Low beta repetitive transcranial magnetic stimulation to human dorsolateral prefrontal cortex during object recognition memory sample presentation, at a task related frequency observed in local field potentials in homologous macaque cortex, impairs subsequent recollection but not familiarity.
Wu Z., Kavanova M., Hickman L., Boschin E., Galeazzi JM., Verhagen L., Ainsworth M., Pedreira C., Buckley MJ.

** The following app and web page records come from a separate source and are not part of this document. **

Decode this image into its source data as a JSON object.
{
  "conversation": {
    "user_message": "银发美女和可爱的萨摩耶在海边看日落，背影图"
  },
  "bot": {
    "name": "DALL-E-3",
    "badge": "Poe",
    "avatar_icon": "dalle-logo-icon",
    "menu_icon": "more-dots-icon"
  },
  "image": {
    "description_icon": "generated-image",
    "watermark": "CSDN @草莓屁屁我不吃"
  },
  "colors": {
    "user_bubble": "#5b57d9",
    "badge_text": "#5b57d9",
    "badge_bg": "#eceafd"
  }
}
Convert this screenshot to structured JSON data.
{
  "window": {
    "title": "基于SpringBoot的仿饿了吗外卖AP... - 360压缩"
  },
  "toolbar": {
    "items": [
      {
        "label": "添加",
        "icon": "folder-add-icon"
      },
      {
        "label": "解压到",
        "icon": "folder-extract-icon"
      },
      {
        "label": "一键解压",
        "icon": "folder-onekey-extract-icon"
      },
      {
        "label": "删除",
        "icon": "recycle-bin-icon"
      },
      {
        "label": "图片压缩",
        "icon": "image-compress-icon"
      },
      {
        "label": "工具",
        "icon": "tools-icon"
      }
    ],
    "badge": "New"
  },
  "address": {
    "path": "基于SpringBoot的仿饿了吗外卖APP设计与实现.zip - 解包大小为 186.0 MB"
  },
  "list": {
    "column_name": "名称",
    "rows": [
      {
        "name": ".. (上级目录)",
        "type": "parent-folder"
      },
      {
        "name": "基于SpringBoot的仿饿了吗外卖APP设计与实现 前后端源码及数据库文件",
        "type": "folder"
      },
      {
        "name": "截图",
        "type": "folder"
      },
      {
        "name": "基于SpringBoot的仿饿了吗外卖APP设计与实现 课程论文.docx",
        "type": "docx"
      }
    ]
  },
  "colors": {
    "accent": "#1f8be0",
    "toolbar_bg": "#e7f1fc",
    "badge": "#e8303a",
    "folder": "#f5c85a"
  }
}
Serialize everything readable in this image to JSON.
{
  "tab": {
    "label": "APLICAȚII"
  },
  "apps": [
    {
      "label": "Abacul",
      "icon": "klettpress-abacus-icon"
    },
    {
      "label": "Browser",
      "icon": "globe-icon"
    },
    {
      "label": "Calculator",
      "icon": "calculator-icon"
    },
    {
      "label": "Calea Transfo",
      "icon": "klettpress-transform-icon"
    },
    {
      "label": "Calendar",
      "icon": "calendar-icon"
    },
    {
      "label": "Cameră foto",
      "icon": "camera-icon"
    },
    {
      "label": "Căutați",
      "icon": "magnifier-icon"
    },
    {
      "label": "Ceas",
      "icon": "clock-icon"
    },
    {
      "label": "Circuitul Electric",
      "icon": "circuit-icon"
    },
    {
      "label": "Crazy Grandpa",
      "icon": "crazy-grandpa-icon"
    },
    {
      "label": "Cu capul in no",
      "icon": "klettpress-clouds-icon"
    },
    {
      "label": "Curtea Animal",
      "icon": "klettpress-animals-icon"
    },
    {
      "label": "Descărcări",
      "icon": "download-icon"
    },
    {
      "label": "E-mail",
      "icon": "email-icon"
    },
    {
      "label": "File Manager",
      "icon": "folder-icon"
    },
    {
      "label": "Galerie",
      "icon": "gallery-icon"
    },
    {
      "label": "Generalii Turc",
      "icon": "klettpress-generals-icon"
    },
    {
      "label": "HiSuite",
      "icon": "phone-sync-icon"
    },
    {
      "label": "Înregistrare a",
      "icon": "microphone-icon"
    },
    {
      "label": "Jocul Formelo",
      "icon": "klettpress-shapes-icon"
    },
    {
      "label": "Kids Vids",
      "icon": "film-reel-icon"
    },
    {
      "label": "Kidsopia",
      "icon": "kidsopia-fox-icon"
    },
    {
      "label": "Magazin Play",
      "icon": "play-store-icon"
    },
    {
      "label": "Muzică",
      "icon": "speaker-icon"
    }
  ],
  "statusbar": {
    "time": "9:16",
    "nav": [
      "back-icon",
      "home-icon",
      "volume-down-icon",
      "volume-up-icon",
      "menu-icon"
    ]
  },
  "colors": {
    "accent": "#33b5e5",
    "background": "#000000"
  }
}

According to dual-process signal detection (DPSD) theories, short and long-term recognition memory draw upon both familiarity and recollection. It remains unclear how primate prefrontal cortex (PFC) contributes to these processes but frequency-specific neuronal activities are considered to play a key role. In Experiment 1, non-human primate (NHP) local field potential (LFP) electrophysiological recordings in macaque left dorsolateral PFC (dlPFC) revealed performance-related differences in a low beta frequency range during the sample presentation phase of a visual object recognition memory task. Experiment 2 employed a similar task in humans and targeted left dlPFC (and vertex as a control) with repetitive transcranial magnetic stimulation (rTMS) at 12.5Hz during occasional sample presentations. This low beta-frequency rTMS to dlPFC decreased DPSD derived indices of recollection, but not familiarity, in subsequent memory tests of the targeted samples after short delays. The same number of rTMS pulses over the same total duration albeit at a random frequency had no effect on either recollection or familiarity. Neither stimulation protocol had any causal effect upon behaviour when targeted to the control site (vertex). In this study our hypotheses for our human TMS study were derived from our observations in NHPs; this approach might inspire further translational research through investigation of homologous brain regions and tasks across species using similar neuroscientific methodologies to advance the neural mechanism of recognition memory in primates.